    At the 2002 MEC, LTI introduced the improved Collier Shoulder Joint which was still being shown at the 2005 MEC. In 2006, the Collier design was replaced by a completely new joint with greatly improved durability. The ...
  • Williams, T. Walley, III (Myoelectric Symposium, 1997)
    A simple analysis of prosthetic shoulders reveals that they are mainly used to position the orientation of the elbow in relatively few fixed positions. For some tasks the elbow needs to be positioned forward of the shoulder ...
  • Wallace, Craig; Williams, T. Walley, III; Taneja, Nathan (Myoelectric Symposium, 1999)
    For many years myoelectric fittings have been limited by the need for signals of at least 2011V when using convenient in-socket myoelectrode-amplifiers.
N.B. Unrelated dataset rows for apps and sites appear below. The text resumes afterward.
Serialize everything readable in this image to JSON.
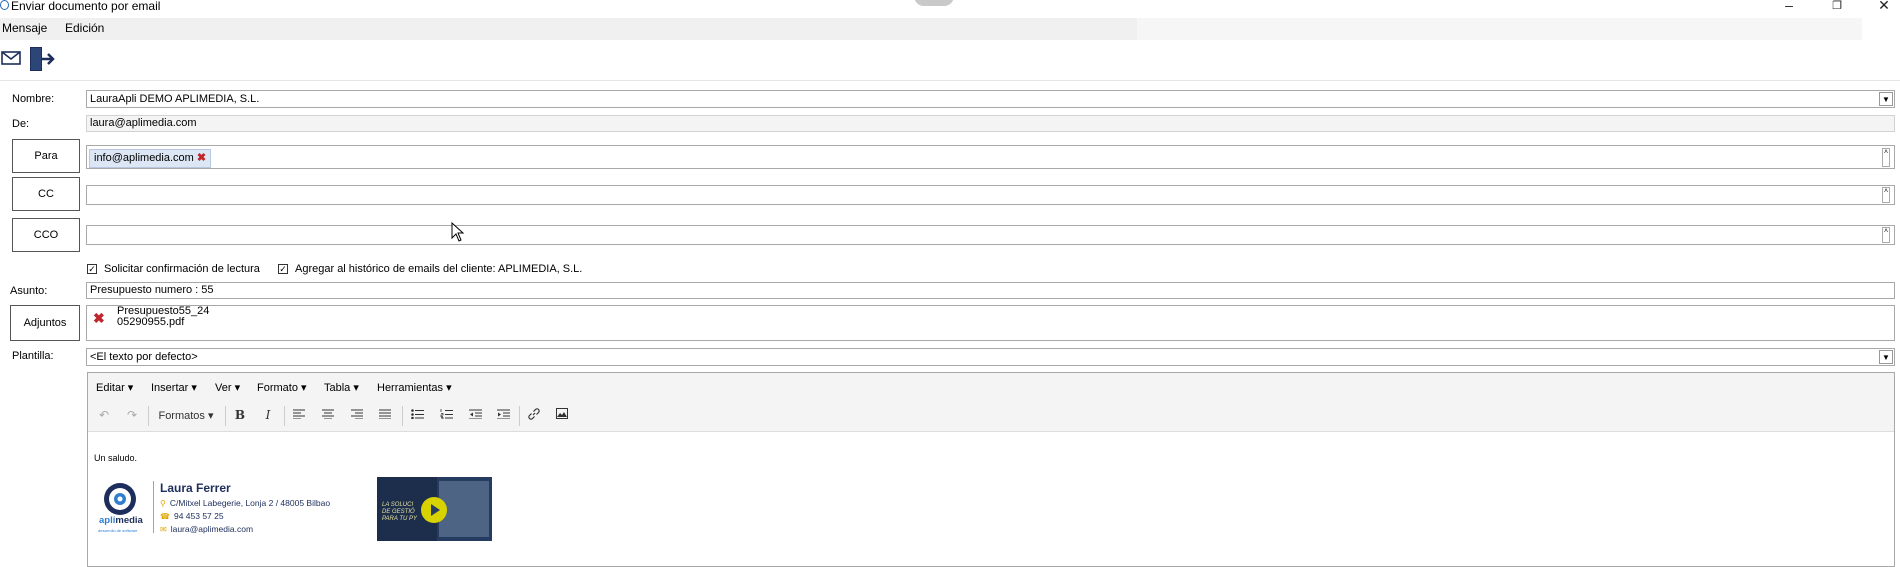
{
  "window": {
    "title": "Enviar documento por email",
    "controls": [
      "minimize",
      "restore",
      "close"
    ]
  },
  "menu": [
    "Mensaje",
    "Edición"
  ],
  "toolbar": {
    "icons": [
      "envelope-icon",
      "exit-icon"
    ]
  },
  "form": {
    "nombre_label": "Nombre:",
    "nombre_value": "LauraApli DEMO APLIMEDIA, S.L.",
    "de_label": "De:",
    "de_value": "laura@aplimedia.com",
    "para_label": "Para",
    "para_chip": "info@aplimedia.com",
    "cc_label": "CC",
    "cco_label": "CCO",
    "check_confirm": "Solicitar confirmación de lectura",
    "check_history": "Agregar al histórico de emails del cliente: APLIMEDIA, S.L.",
    "asunto_label": "Asunto:",
    "asunto_value": "Presupuesto numero : 55",
    "adjuntos_label": "Adjuntos",
    "attachment_line1": "Presupuesto55_24",
    "attachment_line2": "05290955.pdf",
    "plantilla_label": "Plantilla:",
    "plantilla_value": "<El texto por defecto>"
  },
  "editor": {
    "menu": [
      "Editar",
      "Insertar",
      "Ver",
      "Formato",
      "Tabla",
      "Herramientas"
    ],
    "formats_label": "Formatos",
    "body_text": "Un saludo.",
    "signature": {
      "name": "Laura Ferrer",
      "address": "C/Mitxel Labegerie, Lonja 2 / 48005 Bilbao",
      "phone": "94 453 57 25",
      "email": "laura@aplimedia.com",
      "logo_word_a": "apli",
      "logo_word_b": "media",
      "logo_tagline": "desarrollo de software"
    },
    "video_lines": [
      "LA SOLUCI",
      "DE GESTIÓ",
      "PARA TU PY"
    ]
  },
  "colors": {
    "chip_bg": "#dde6f4",
    "remove_red": "#c0262d",
    "sig_accent": "#e0a400",
    "sig_text": "#1d2e5c",
    "video_bg": "#253c60",
    "play_yellow": "#d8d200"
  }
}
With the introduction of the Bloorview-MacMillan MyoMicro technology, ...
  • Wallace, Craig; Williams, T. Walley, III (Myoelectric Symposium, 1999)
    The VariGrip II Controller can operate up to three variable speed motors. For inputs it uses two, three, or four variable voltages and one on-off switch. This makes a large number of control strategies available, but not ...
  • Williams, T. Walley, III (Myoelectric Symposium, 2008)
    One might think that with over a hundred Li-Polymer cells on the market, one could find just the right cell for every application, but this is far from the case. Most cells are made in Asia by companies that only sell ...
  • Williams, T. Walley, III (Myoelectric Symposium, 1995)
    When it is not possible to control two devices independently, mode selection schemes are used to shift one good control source like two good myoelectric sites so that two or duet devices can be controlled. The Boston Elbow ...
  • Williams, T. Walley, III (Myoelectric Symposium, 1997)
    Two single acting VAST push switches or the VASI operate a hand, elbow, or other device in dual-action push-a-little, push-a-lot switch will two directions. These switches are very reliable, but pose a number of problems ...
  • Williams, T. Walley, III (Myoelectric Symposium, 1997)
    It is difficult for a shoulder amputee to do anything while sitting at a desk or table with the elbow tucked in against the side. For useful work the elbow needs to move forward 30-45 degrees and out 30-45 degrees to a ...